→ **Work order**: Search the records below for the word "photo". Copy each line where it occurs.

*** Block opens ***

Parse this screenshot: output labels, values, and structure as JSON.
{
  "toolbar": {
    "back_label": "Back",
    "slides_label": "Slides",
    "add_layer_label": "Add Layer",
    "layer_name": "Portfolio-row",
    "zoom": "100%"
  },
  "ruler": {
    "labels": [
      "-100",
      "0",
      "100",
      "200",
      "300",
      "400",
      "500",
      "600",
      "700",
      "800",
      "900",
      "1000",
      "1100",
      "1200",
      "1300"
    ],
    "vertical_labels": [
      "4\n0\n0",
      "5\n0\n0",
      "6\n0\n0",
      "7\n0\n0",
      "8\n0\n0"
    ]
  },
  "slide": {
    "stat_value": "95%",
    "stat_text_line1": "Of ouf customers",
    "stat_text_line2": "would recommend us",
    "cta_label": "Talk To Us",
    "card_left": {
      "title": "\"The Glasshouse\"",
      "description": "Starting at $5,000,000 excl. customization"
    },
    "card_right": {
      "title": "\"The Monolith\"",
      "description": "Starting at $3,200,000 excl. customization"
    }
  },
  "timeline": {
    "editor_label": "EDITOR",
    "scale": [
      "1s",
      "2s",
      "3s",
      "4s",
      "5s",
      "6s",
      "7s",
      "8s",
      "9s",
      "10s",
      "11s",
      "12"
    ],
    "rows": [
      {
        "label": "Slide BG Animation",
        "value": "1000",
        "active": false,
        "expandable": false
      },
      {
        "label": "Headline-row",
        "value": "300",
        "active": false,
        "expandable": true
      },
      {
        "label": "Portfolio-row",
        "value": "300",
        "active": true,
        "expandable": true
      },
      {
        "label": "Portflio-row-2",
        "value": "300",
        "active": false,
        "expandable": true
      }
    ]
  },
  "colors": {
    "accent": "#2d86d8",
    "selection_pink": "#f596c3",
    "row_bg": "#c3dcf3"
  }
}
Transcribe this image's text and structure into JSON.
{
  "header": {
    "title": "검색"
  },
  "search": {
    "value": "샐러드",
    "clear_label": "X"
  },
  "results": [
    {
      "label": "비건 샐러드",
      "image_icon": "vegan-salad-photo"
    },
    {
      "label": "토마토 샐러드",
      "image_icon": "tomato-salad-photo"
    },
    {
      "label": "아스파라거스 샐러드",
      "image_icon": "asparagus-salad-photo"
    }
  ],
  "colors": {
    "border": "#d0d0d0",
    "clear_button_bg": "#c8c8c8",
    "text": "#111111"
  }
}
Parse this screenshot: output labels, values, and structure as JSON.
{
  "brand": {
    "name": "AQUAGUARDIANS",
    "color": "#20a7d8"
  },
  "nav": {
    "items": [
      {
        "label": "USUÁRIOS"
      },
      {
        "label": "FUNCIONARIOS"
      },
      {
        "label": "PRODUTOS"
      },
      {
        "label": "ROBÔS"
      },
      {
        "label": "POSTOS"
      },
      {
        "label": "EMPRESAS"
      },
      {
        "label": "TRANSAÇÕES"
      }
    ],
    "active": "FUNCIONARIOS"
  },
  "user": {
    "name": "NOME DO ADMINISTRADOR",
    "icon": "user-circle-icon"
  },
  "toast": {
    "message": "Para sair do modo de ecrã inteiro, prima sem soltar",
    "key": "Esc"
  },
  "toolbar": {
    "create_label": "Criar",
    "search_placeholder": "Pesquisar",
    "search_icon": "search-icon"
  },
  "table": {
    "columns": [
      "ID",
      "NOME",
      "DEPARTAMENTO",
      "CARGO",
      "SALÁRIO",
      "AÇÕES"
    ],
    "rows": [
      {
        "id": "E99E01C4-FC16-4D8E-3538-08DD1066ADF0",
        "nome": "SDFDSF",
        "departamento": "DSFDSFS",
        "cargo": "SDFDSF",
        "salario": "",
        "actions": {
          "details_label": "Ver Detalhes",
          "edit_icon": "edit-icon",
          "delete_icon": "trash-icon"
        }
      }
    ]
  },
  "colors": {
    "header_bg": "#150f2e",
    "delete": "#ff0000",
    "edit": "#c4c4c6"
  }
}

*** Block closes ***

→ **Exercise output**:
      "image_icon": "vegan-salad-photo"
      "image_icon": "tomato-salad-photo"
      "image_icon": "asparagus-salad-photo"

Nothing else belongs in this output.